The future of energy? Earth in the Future [Documentary] The Future of Shopping. Photography: Rachel Perry Welty and Yancey Richardson Gallery, NY. P2P Foundation. Trends at Work: An Overview of Tomorrow’s Employment Ecosystem. Inside The Near-Future World Where All Our Data And Machines Are In Constant Communication. How the Victorians invented futurism – Iwan Morus. Egyptology can help us future-proof our culture – Grayson Clary. Arup Foresight. How Disruptive Innovation Is Leading Us To A Post-Capitalist World. 12 Futuristic Forms of Government That Could One Day Rule the World. Le monde dans 100 ans vu par 10 économistes: des robots partout, de l'agriculture en Sibérie.

10 Horrifying Technologies That Should Never Be Allowed To Exist. Global Strategic Trends out to 2045. DCDC GST 5 Secured. Future - Five perplexing questions about computers in 2039. The Future of Transportation. The 4 Transportation Systems You'll Meet in the Future. Transhumanism Has a Conspiracy Theory Problem. FUTURESTATES - Browser Not Supported.
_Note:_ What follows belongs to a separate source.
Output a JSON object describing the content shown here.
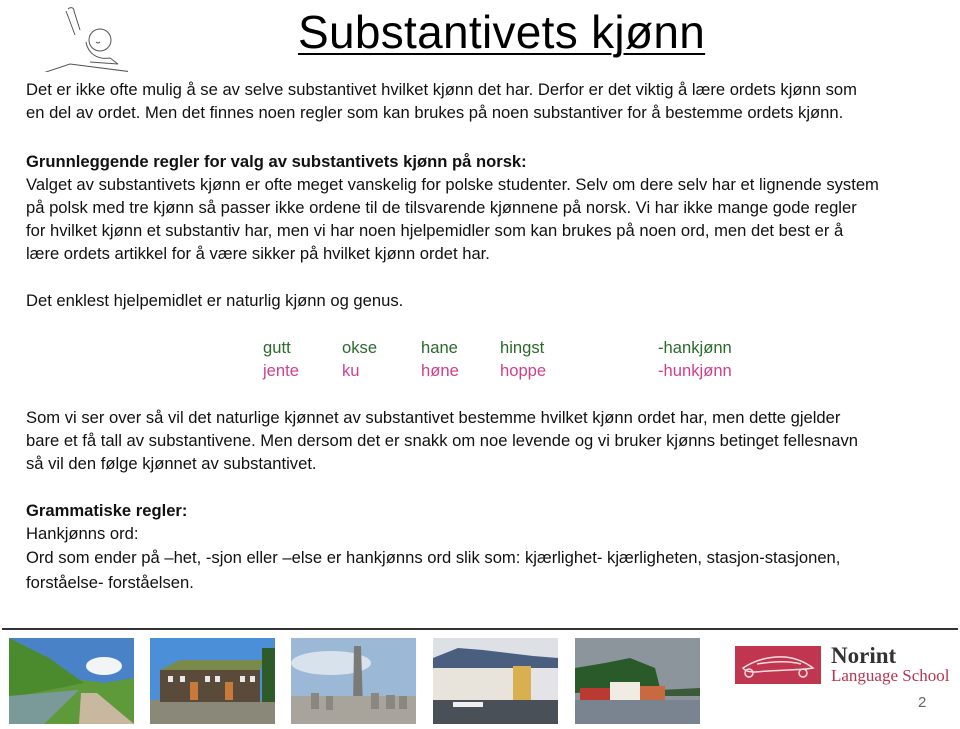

How climate change will impact South Asia – latest IPCC report. 10 Diseases That Might Afflict Us In The Future.